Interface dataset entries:
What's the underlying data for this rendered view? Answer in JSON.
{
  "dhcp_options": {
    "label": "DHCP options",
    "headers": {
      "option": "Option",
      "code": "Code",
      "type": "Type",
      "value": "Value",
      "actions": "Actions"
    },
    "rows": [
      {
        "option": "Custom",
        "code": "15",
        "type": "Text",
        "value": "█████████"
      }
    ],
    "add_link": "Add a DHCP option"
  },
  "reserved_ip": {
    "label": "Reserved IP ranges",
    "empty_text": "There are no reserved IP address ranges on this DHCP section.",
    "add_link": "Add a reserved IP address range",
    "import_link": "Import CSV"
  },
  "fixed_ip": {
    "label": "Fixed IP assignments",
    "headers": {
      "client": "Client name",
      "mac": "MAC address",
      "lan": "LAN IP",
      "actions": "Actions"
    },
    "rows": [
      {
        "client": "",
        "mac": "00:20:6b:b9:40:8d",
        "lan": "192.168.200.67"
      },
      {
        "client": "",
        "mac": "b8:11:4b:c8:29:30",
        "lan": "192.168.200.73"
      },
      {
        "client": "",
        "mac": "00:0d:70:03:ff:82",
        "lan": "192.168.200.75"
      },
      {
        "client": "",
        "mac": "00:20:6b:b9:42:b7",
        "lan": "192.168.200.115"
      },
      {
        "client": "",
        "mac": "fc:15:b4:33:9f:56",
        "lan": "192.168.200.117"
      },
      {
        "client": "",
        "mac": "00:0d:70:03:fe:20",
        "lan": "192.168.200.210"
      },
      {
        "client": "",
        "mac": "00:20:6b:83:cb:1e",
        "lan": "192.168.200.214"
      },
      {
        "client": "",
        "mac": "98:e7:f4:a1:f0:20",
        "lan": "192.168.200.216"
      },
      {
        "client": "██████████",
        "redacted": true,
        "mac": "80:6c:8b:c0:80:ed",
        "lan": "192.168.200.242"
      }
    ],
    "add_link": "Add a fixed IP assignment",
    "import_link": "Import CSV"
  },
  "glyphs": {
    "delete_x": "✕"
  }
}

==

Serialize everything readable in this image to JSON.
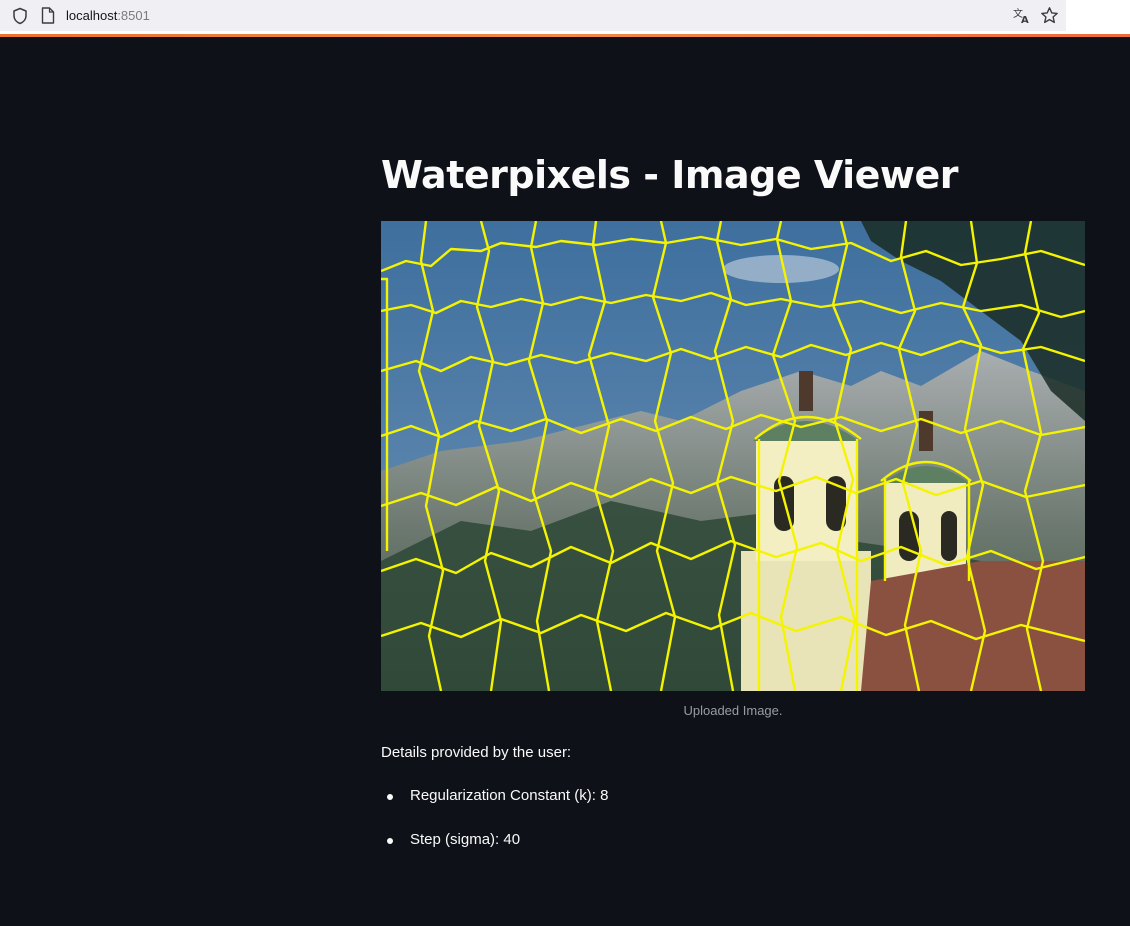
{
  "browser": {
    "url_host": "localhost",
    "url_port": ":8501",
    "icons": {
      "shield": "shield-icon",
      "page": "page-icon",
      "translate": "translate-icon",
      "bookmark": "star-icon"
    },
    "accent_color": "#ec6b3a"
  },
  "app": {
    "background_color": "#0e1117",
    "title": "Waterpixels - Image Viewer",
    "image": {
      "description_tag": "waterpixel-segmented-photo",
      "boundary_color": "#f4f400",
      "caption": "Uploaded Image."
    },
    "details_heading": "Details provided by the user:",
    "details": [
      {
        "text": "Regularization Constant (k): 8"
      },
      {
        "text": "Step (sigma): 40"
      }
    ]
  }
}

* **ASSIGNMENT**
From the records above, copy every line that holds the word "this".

* **EXERCISE SOLUTION**
What's the underlying data for this rendered view? Answer in JSON.
    "empty_text": "There are no reserved IP address ranges on this DHCP section.",
Serialize everything readable in this image to JSON.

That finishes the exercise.